Independent Dating
and  

By clicking 'Search' you
are agreeing to our
Terms of Use.

Career Services

Day In a Page

Homeless Veterans appeal: 'You look for someone who's an inspiration and try to be like them'

Homeless Veterans appeal

In 2010, Sgt Gary Jamieson stepped on an IED in Afghanistan and lost his legs and an arm. He reveals what, and who, helped him to make a remarkable recovery
Could cannabis oil reverse the effects of cancer?

Could cannabis oil reverse effects of cancer?

As a film following six patients receiving the controversial treatment is released, Kate Hilpern uncovers a very slippery issue
The Interview movie review: You can't see Seth Rogen and James Franco's Kim Jong Un assassination film, but you can read about it here

The Interview movie review

You can't see Seth Rogen and James Franco's Kim Jong Un assassination film, but you can read about it here
Serial mania has propelled podcasts into the cultural mainstream

How podcasts became mainstream

People have consumed gripping armchair investigation Serial with a relish typically reserved for box-set binges
Jesus Christ has become an unlikely pin-up for hipster marketing companies

Jesus Christ has become an unlikely pin-up

Kevin Lee Light, aka "Jesus", is the newest client of creative agency Mother while rival agency Anomaly has launched Sexy Jesus, depicting the Messiah in a series of Athena-style poses
Rosetta space mission voted most important scientific breakthrough of 2014

A memorable year for science – if not for mice

The most important scientific breakthroughs of 2014
Christmas cocktails to make you merry: From eggnog to Brown Betty and Rum Bumpo

Christmas cocktails to make you merry

Mulled wine is an essential seasonal treat. But now drinkers are rediscovering other traditional festive tipples. Angela Clutton raises a glass to Christmas cocktails
5 best activity trackers

Fitness technology: 5 best activity trackers

Up the ante in your regimen and change the habits of a lifetime with this wearable tech
Paul Scholes column: It's a little-known fact, but I have played one of the seven dwarves

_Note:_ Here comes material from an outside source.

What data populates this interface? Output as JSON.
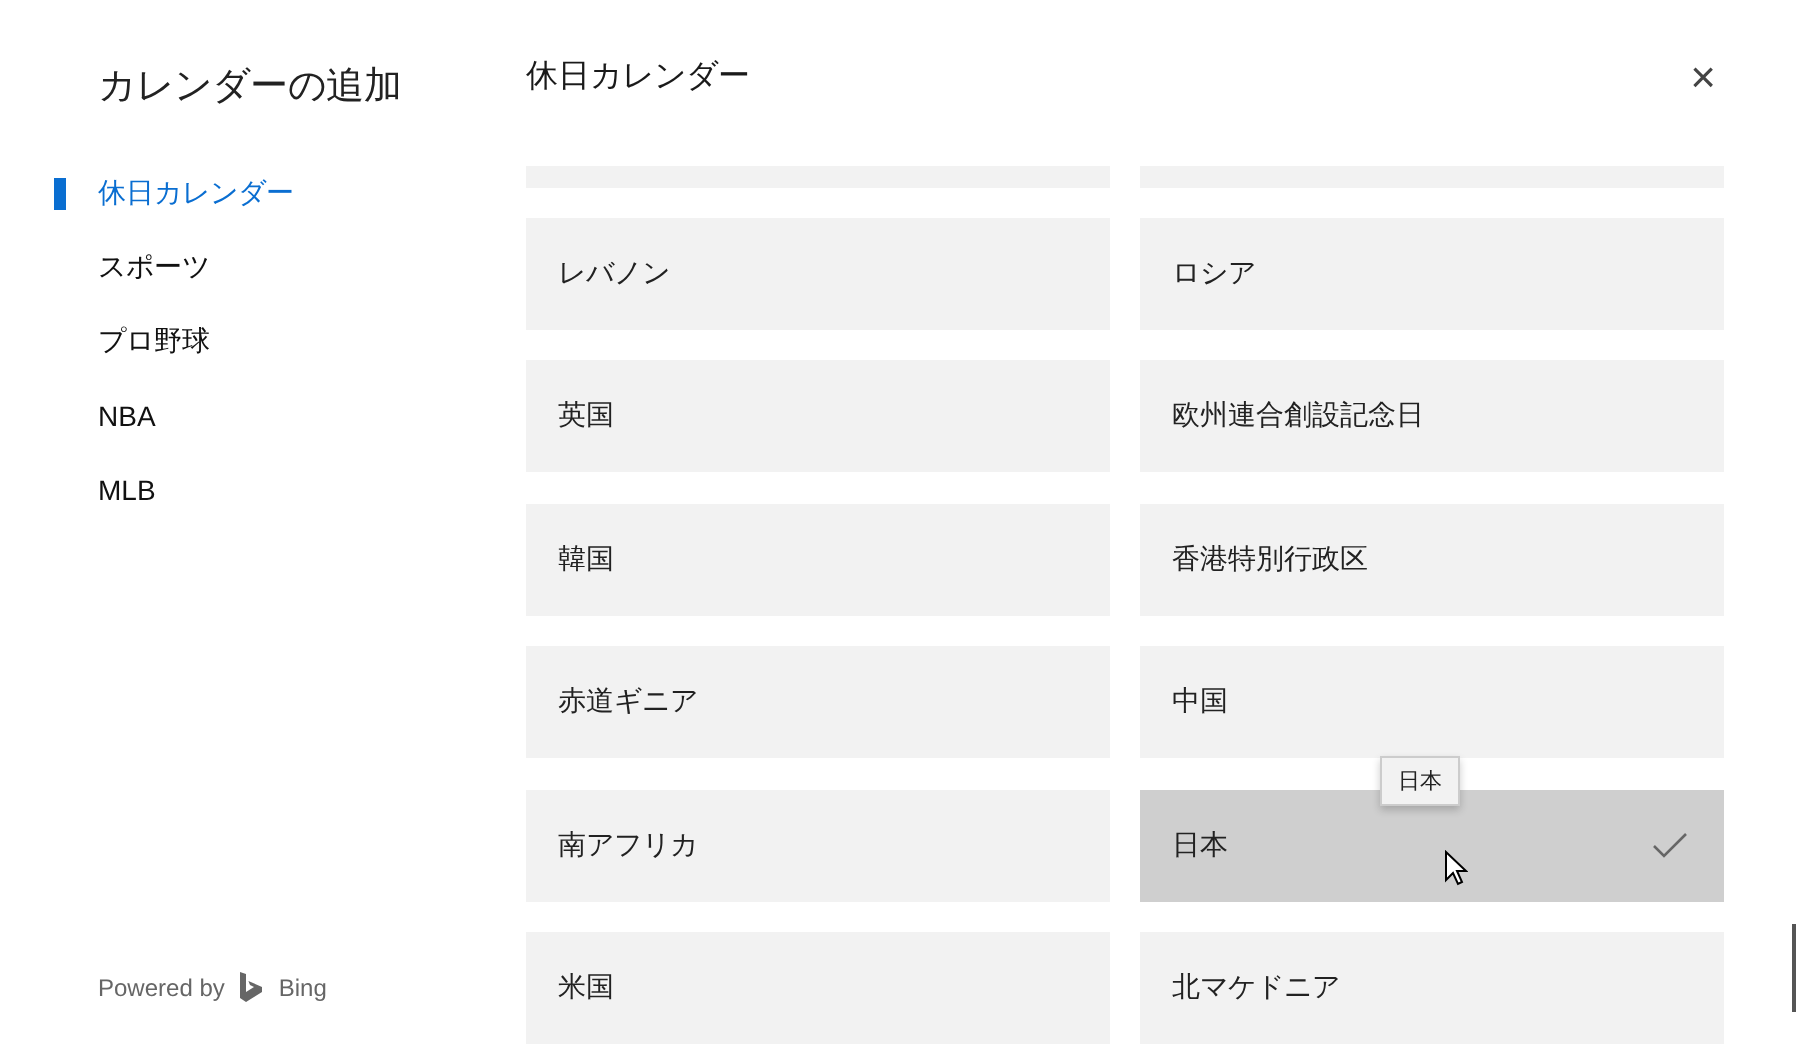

Paul Scholes column

It's a little-known fact, but I have played one of the seven dwarves
Fifa's travelling circus once again steals limelight from real stars

Fifa's travelling circus once again steals limelight from real stars

Club World Cup kicked into the long grass by the continued farce surrounding Blatter, Garcia, Russia and Qatar
Frank Warren column: 2014 – boxing is back and winning new fans

Frank Warren: Boxing is back and winning new fans

2014 proves it's now one of sport's biggest hitters again
Jeb Bush vs Hillary Clinton: The power dynamics of the two first families

Jeb Bush vs Hillary Clinton

Karen Tumulty explores the power dynamics of the two first families
Stockholm is rivalling Silicon Valley with a hotbed of technology start-ups

Stockholm is rivalling Silicon Valley

The Swedish capital is home to two of the most popular video games in the world, as well as thousands of technology start-ups worth hundreds of millions of pounds – and it's all happened since 2009
Did Japanese workers really get their symbols mixed up and display Santa on a crucifix?

Crucified Santa: Urban myth refuses to die

The story goes that Japanese store workers created a life-size effigy of a smiling "Father Kurisumasu" attached to a facsimile of Our Lord's final instrument of torture
Jennifer Saunders and Kate Moss join David Walliams on set for TV adaptation of The Boy in the Dress

The Boy in the Dress: On set with the stars

Walliams' story about a boy who goes to school in a dress will be shown this Christmas